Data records

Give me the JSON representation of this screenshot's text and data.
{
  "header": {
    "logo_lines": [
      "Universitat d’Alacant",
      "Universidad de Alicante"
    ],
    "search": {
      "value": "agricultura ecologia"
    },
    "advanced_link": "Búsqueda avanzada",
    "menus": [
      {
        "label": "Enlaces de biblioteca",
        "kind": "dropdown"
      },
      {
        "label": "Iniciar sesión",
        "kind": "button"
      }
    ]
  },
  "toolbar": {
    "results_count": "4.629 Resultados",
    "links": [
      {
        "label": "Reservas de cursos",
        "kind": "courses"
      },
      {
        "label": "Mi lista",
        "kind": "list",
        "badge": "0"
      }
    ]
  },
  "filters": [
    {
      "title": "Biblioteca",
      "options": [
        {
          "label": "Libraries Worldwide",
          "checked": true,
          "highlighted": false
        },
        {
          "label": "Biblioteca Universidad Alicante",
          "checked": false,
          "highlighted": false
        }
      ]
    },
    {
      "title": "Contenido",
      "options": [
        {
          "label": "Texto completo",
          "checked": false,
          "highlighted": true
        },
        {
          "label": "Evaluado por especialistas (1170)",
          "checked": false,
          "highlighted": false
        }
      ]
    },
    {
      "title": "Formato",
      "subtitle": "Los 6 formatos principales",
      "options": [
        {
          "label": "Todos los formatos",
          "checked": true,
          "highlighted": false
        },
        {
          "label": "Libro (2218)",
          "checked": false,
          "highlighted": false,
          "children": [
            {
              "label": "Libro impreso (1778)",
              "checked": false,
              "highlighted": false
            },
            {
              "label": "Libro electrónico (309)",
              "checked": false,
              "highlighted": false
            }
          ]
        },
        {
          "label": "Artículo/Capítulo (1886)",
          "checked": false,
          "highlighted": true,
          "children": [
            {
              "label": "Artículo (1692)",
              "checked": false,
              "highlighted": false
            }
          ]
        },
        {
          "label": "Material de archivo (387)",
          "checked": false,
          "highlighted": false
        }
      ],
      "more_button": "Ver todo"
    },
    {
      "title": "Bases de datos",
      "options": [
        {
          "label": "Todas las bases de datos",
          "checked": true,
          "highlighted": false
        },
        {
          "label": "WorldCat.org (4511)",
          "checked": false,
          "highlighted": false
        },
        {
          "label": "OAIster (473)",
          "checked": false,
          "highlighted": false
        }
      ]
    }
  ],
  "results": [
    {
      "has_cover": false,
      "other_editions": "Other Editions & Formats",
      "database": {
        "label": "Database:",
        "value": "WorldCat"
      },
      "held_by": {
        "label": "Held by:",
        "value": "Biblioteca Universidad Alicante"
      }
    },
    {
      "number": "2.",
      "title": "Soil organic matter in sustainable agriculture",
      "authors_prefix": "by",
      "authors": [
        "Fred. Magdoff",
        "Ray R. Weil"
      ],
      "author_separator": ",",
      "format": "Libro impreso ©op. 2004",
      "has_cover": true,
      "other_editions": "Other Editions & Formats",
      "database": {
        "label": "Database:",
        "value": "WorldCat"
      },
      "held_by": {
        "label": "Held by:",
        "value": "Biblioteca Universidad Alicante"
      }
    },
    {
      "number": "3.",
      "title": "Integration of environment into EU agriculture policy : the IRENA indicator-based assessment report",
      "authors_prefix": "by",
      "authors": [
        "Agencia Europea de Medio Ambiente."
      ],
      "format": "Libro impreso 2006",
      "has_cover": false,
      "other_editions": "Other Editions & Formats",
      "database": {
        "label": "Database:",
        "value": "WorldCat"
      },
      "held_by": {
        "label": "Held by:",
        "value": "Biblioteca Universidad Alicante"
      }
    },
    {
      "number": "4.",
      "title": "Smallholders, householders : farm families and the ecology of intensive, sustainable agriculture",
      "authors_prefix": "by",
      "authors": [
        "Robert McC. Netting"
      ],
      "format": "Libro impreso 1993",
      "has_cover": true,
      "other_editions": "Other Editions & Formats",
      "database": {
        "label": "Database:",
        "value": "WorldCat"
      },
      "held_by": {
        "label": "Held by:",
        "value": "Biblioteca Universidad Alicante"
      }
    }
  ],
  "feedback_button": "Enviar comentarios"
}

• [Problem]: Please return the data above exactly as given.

• [Written answer]:
Give me the JSON representation of this screenshot's text and data.
{
  "header": {
    "logo_lines": [
      "Universitat d’Alacant",
      "Universidad de Alicante"
    ],
    "search": {
      "value": "agricultura ecologia"
    },
    "advanced_link": "Búsqueda avanzada",
    "menus": [
      {
        "label": "Enlaces de biblioteca",
        "kind": "dropdown"
      },
      {
        "label": "Iniciar sesión",
        "kind": "button"
      }
    ]
  },
  "toolbar": {
    "results_count": "4.629 Resultados",
    "links": [
      {
        "label": "Reservas de cursos",
        "kind": "courses"
      },
      {
        "label": "Mi lista",
        "kind": "list",
        "badge": "0"
      }
    ]
  },
  "filters": [
    {
      "title": "Biblioteca",
      "options": [
        {
          "label": "Libraries Worldwide",
          "checked": true,
          "highlighted": false
        },
        {
          "label": "Biblioteca Universidad Alicante",
          "checked": false,
          "highlighted": false
        }
      ]
    },
    {
      "title": "Contenido",
      "options": [
        {
          "label": "Texto completo",
          "checked": false,
          "highlighted": true
        },
        {
          "label": "Evaluado por especialistas (1170)",
          "checked": false,
          "highlighted": false
        }
      ]
    },
    {
      "title": "Formato",
      "subtitle": "Los 6 formatos principales",
      "options": [
        {
          "label": "Todos los formatos",
          "checked": true,
          "highlighted": false
        },
        {
          "label": "Libro (2218)",
          "checked": false,
          "highlighted": false,
          "children": [
            {
              "label": "Libro impreso (1778)",
              "checked": false,
              "highlighted": false
            },
            {
              "label": "Libro electrónico (309)",
              "checked": false,
              "highlighted": false
            }
          ]
        },
        {
          "label": "Artículo/Capítulo (1886)",
          "checked": false,
          "highlighted": true,
          "children": [
            {
              "label": "Artículo (1692)",
              "checked": false,
              "highlighted": false
            }
          ]
        },
        {
          "label": "Material de archivo (387)",
          "checked": false,
          "highlighted": false
        }
      ],
      "more_button": "Ver todo"
    },
    {
      "title": "Bases de datos",
      "options": [
        {
          "label": "Todas las bases de datos",
          "checked": true,
          "highlighted": false
        },
        {
          "label": "WorldCat.org (4511)",
          "checked": false,
          "highlighted": false
        },
        {
          "label": "OAIster (473)",
          "checked": false,
          "highlighted": false
        }
      ]
    }
  ],
  "results": [
    {
      "has_cover": false,
      "other_editions": "Other Editions & Formats",
      "database": {
        "label": "Database:",
        "value": "WorldCat"
      },
      "held_by": {
        "label": "Held by:",
        "value": "Biblioteca Universidad Alicante"
      }
    },
    {
      "number": "2.",
      "title": "Soil organic matter in sustainable agriculture",
      "authors_prefix": "by",
      "authors": [
        "Fred. Magdoff",
        "Ray R. Weil"
      ],
      "author_separator": ",",
      "format": "Libro impreso ©op. 2004",
      "has_cover": true,
      "other_editions": "Other Editions & Formats",
      "database": {
        "label": "Database:",
        "value": "WorldCat"
      },
      "held_by": {
        "label": "Held by:",
        "value": "Biblioteca Universidad Alicante"
      }
    },
    {
      "number": "3.",
      "title": "Integration of environment into EU agriculture policy : the IRENA indicator-based assessment report",
      "authors_prefix": "by",
      "authors": [
        "Agencia Europea de Medio Ambiente."
      ],
      "format": "Libro impreso 2006",
      "has_cover": false,
      "other_editions": "Other Editions & Formats",
      "database": {
        "label": "Database:",
        "value": "WorldCat"
      },
      "held_by": {
        "label": "Held by:",
        "value": "Biblioteca Universidad Alicante"
      }
    },
    {
      "number": "4.",
      "title": "Smallholders, householders : farm families and the ecology of intensive, sustainable agriculture",
      "authors_prefix": "by",
      "authors": [
        "Robert McC. Netting"
      ],
      "format": "Libro impreso 1993",
      "has_cover": true,
      "other_editions": "Other Editions & Formats",
      "database": {
        "label": "Database:",
        "value": "WorldCat"
      },
      "held_by": {
        "label": "Held by:",
        "value": "Biblioteca Universidad Alicante"
      }
    }
  ],
  "feedback_button": "Enviar comentarios"
}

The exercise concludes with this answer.